## Prompt
Every line below that has "unit" in it should be copied.

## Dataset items
______________________________

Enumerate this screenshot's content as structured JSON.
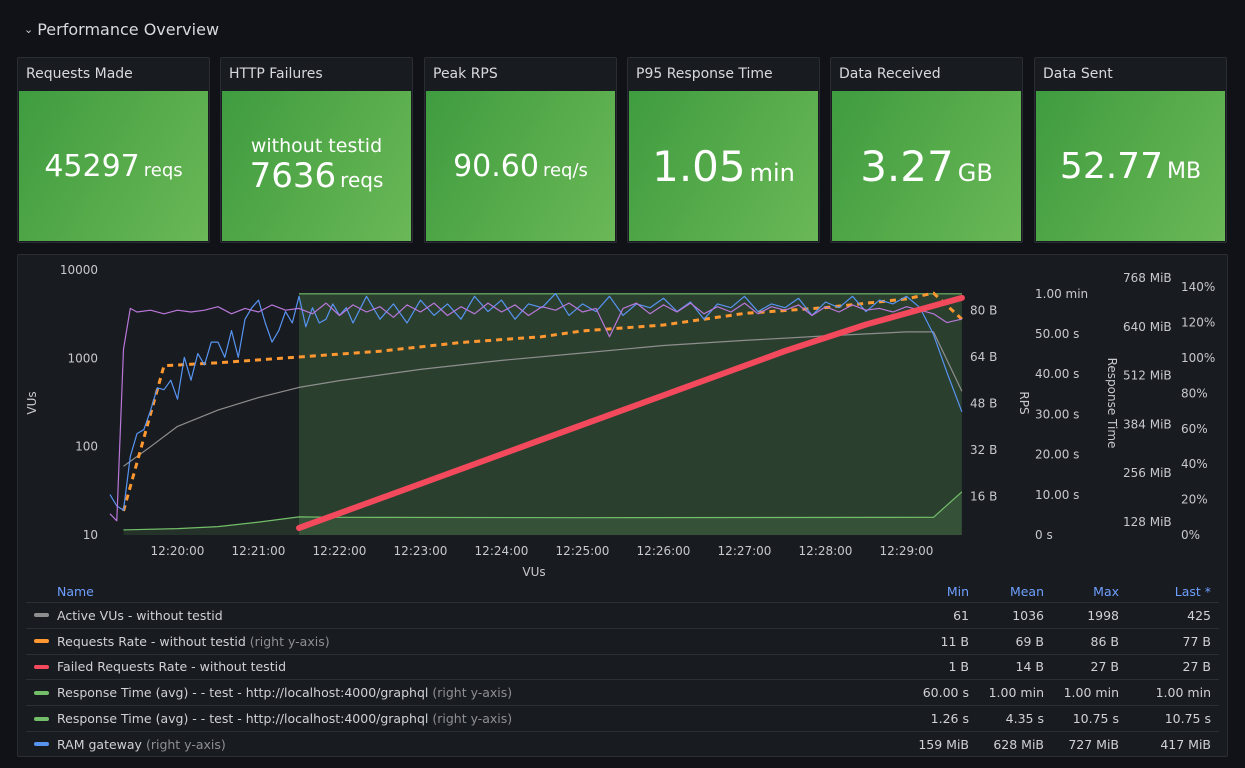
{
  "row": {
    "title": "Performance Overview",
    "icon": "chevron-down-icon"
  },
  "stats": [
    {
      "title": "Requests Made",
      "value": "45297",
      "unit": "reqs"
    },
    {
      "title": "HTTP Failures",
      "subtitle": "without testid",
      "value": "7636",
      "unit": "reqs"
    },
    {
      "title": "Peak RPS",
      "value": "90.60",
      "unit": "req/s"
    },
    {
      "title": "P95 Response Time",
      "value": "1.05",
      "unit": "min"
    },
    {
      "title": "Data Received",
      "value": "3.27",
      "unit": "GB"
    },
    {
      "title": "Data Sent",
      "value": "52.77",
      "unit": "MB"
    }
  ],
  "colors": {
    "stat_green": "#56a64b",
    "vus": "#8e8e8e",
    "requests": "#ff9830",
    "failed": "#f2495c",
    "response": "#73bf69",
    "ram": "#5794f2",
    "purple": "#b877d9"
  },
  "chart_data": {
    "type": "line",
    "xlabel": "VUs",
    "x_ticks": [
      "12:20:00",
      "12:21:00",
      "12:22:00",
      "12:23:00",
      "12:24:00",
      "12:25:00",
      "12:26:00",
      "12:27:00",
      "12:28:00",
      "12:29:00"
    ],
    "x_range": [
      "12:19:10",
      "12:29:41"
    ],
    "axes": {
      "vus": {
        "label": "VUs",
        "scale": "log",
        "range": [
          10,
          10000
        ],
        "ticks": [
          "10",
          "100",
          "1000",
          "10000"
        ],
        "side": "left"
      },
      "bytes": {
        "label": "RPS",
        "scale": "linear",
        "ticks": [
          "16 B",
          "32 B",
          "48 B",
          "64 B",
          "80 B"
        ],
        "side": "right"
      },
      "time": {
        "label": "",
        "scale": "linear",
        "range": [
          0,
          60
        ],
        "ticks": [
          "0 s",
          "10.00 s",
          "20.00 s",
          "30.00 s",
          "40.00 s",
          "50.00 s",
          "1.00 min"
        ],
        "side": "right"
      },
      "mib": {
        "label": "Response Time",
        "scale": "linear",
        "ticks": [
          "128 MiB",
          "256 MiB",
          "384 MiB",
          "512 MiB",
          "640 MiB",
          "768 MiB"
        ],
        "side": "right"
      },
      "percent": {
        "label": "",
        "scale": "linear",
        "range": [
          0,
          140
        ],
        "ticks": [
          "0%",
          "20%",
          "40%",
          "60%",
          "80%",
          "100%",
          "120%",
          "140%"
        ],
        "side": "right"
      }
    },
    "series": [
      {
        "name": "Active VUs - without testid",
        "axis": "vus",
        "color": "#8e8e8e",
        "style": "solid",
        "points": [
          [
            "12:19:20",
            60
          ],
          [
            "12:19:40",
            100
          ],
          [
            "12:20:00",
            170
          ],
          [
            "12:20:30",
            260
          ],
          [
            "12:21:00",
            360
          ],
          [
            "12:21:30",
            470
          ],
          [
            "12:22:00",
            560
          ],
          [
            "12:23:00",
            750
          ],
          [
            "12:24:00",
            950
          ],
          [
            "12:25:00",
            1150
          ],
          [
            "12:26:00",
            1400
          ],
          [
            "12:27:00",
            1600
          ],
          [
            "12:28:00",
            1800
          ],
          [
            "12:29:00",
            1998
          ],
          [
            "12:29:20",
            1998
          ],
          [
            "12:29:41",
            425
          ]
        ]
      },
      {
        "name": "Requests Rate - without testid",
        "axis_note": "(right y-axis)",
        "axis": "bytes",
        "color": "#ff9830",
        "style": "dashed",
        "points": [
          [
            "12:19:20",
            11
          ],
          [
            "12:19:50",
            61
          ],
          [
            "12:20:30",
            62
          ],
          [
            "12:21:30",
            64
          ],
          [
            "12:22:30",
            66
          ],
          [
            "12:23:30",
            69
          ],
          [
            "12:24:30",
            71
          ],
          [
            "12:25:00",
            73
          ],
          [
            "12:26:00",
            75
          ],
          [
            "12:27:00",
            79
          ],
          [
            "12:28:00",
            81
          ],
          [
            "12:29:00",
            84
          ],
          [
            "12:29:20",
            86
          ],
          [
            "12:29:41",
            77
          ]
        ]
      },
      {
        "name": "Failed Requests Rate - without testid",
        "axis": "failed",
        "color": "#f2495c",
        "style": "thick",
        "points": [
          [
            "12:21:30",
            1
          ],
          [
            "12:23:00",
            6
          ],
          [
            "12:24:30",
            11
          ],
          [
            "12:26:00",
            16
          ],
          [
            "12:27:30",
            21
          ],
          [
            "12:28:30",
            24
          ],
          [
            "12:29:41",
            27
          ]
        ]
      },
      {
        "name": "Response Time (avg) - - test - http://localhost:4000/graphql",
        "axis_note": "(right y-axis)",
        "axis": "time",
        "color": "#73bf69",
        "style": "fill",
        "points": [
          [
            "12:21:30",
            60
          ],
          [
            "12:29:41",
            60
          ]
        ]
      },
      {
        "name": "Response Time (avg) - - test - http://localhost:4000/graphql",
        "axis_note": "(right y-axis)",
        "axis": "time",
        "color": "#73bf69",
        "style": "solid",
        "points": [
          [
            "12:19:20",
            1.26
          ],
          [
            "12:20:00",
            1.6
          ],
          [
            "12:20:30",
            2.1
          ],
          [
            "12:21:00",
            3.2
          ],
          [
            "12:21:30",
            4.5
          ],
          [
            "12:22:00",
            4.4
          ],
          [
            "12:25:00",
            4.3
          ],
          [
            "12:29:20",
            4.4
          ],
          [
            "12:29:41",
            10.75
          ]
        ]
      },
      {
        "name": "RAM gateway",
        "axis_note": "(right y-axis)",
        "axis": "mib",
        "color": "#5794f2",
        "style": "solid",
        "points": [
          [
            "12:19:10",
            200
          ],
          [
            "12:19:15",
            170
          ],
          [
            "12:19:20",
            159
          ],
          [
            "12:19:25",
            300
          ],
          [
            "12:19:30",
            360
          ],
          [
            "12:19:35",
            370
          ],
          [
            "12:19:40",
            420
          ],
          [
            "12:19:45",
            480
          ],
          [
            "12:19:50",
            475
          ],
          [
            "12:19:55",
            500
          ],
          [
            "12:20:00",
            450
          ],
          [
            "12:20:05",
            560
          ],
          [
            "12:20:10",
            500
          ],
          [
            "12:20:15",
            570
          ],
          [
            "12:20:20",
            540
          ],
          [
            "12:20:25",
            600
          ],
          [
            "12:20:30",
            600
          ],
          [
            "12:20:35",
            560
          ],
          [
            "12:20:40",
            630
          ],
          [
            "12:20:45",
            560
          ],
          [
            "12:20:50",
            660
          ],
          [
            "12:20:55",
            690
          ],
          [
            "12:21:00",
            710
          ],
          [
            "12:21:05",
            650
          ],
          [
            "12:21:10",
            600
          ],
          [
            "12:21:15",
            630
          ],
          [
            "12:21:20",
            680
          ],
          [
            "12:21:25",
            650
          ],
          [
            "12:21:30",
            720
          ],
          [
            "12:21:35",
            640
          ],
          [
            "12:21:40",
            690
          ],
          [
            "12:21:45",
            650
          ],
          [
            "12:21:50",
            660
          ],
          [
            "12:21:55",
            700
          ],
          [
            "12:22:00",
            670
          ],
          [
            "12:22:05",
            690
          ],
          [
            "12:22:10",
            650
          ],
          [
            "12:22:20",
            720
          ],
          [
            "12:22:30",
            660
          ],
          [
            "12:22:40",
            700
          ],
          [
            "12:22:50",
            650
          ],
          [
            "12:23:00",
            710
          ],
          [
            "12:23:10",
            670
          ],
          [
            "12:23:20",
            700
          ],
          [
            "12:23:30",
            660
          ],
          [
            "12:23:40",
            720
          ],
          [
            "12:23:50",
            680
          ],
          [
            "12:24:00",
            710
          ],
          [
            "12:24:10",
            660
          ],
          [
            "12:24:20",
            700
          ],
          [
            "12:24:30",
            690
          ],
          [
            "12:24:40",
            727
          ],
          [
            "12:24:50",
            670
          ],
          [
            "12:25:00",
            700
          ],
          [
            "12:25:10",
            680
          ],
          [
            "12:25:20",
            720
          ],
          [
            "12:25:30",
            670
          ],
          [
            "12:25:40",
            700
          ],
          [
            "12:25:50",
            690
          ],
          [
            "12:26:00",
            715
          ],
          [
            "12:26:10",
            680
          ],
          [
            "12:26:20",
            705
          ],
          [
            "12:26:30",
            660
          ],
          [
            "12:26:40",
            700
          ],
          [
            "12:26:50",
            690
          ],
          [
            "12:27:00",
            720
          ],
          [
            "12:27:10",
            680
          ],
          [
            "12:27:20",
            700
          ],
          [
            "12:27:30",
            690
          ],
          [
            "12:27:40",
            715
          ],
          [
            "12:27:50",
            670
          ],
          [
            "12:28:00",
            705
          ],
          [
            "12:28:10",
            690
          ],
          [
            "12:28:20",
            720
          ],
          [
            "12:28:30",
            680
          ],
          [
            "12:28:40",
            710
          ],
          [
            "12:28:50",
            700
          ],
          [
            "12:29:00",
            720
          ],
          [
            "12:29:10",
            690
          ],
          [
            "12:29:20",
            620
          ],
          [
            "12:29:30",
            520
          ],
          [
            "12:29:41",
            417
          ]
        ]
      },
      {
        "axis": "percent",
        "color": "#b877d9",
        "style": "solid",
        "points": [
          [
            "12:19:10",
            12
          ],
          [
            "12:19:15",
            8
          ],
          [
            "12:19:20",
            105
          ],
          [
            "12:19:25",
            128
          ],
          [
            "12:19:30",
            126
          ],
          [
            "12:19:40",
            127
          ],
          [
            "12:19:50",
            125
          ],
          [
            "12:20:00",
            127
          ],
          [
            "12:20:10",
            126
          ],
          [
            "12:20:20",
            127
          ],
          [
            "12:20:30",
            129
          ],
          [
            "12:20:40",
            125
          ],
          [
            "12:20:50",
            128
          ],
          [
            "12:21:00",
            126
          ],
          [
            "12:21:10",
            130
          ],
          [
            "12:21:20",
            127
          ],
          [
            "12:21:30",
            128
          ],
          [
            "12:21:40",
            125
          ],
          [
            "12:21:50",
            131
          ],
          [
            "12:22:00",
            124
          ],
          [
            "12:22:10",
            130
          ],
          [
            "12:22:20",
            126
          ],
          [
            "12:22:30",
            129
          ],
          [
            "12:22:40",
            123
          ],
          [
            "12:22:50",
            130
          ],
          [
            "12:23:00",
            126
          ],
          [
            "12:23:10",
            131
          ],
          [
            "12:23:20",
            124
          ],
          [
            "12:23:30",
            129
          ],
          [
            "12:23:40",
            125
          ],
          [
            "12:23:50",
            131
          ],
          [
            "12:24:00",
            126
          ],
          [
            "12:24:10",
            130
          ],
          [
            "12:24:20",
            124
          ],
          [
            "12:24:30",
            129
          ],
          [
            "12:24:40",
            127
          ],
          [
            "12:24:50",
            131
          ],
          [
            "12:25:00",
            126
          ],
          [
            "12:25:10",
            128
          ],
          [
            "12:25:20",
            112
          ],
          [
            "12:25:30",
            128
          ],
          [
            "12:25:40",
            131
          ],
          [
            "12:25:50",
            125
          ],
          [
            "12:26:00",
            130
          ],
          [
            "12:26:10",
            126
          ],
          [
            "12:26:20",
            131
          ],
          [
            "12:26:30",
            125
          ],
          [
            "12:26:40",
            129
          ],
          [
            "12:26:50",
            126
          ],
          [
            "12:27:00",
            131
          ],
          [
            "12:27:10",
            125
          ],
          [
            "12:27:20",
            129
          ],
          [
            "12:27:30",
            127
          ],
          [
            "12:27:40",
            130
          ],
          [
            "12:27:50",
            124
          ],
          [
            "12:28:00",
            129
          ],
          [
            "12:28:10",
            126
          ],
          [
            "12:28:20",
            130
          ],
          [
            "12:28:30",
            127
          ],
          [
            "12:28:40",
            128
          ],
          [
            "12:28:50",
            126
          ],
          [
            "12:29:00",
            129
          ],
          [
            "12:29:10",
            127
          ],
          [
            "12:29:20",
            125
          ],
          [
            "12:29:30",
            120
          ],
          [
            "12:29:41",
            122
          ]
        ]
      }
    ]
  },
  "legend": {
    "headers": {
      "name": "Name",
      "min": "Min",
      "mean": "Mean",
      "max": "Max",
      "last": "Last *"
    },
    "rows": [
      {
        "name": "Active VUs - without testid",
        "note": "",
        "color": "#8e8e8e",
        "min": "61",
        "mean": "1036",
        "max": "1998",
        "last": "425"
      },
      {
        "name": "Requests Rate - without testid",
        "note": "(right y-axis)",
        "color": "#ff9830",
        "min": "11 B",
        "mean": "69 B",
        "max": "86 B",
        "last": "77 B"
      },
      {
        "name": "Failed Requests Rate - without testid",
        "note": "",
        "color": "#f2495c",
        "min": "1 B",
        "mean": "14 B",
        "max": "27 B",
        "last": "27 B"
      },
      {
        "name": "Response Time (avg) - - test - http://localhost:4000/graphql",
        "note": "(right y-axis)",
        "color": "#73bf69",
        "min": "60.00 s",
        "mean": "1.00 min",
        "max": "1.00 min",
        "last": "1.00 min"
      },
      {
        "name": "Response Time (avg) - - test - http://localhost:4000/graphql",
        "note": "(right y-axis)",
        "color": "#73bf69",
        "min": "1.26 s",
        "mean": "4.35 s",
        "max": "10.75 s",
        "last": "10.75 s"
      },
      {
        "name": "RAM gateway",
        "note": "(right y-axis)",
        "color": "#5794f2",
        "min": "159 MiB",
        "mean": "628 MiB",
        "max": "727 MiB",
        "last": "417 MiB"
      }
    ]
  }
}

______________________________

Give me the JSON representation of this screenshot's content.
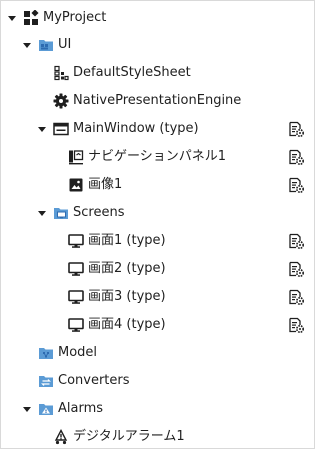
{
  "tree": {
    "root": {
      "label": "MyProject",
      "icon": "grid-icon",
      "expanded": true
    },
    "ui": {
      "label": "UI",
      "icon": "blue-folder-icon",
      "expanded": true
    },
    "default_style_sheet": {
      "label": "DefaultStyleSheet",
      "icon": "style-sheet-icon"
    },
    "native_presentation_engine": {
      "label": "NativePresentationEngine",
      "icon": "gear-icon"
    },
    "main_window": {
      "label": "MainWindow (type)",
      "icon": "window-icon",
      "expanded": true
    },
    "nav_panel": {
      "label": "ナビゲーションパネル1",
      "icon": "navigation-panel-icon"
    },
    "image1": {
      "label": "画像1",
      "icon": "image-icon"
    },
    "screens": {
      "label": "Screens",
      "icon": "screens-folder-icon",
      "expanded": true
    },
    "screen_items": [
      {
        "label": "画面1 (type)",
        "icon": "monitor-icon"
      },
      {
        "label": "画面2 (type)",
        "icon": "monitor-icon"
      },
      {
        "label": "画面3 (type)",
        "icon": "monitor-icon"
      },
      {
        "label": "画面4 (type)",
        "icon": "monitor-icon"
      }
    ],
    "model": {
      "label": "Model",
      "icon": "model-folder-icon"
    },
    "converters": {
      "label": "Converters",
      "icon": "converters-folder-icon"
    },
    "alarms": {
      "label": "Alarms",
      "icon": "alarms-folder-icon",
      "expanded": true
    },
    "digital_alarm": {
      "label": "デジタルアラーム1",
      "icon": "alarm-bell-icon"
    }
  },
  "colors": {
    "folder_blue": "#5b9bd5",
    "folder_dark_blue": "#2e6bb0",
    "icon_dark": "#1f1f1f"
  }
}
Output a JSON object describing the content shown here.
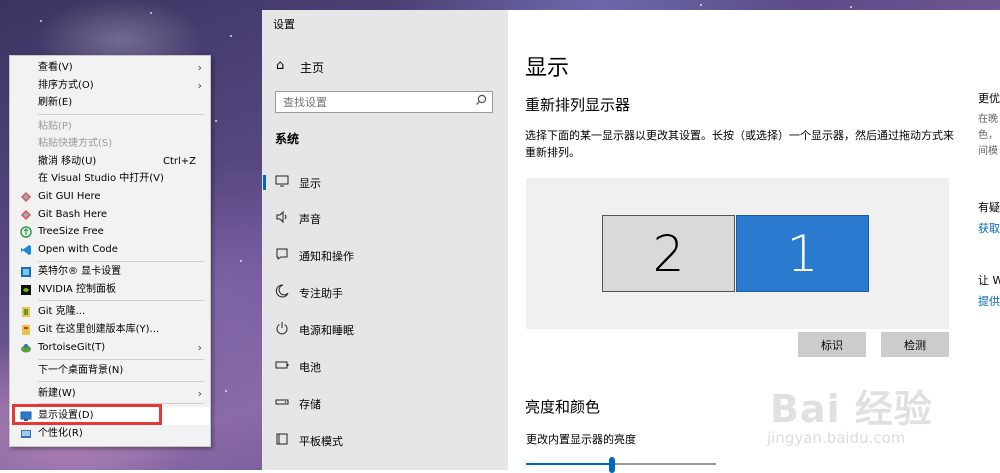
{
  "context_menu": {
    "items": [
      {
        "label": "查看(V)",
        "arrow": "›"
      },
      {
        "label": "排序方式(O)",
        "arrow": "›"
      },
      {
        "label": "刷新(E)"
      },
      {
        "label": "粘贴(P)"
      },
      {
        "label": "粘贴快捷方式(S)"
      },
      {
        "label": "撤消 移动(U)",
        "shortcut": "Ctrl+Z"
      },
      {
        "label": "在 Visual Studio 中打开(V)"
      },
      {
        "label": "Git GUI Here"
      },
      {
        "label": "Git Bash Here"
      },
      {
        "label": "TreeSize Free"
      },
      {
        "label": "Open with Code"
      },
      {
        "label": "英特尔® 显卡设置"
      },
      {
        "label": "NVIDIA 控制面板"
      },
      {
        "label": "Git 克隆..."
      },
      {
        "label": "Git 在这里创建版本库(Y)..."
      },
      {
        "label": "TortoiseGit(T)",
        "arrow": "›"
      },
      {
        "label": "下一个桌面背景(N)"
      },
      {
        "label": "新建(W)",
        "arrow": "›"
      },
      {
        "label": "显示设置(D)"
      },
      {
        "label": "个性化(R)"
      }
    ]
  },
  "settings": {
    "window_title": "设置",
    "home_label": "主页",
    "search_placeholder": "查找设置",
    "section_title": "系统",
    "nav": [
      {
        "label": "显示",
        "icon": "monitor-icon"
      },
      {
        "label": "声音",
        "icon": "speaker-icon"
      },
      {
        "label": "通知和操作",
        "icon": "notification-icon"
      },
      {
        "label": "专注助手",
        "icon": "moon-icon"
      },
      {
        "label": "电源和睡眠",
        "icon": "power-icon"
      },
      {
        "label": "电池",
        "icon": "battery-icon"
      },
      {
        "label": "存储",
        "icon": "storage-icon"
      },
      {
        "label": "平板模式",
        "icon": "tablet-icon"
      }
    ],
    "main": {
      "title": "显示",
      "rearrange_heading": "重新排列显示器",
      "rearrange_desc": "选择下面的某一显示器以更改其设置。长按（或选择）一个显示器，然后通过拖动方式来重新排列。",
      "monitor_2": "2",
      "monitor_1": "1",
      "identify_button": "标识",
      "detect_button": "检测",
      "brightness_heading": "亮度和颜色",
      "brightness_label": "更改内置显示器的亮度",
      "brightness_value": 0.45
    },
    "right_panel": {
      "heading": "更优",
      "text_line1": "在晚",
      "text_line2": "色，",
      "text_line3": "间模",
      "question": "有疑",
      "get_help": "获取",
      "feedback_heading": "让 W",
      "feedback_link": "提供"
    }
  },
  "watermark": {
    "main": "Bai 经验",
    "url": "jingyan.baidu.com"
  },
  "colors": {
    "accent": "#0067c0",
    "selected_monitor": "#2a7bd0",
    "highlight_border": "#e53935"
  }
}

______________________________

## Completed exercise
      "unit": "reqs"
      "unit": "reqs"
      "unit": "req/s"
      "unit": "min"
      "unit": "GB"
      "unit": "MB"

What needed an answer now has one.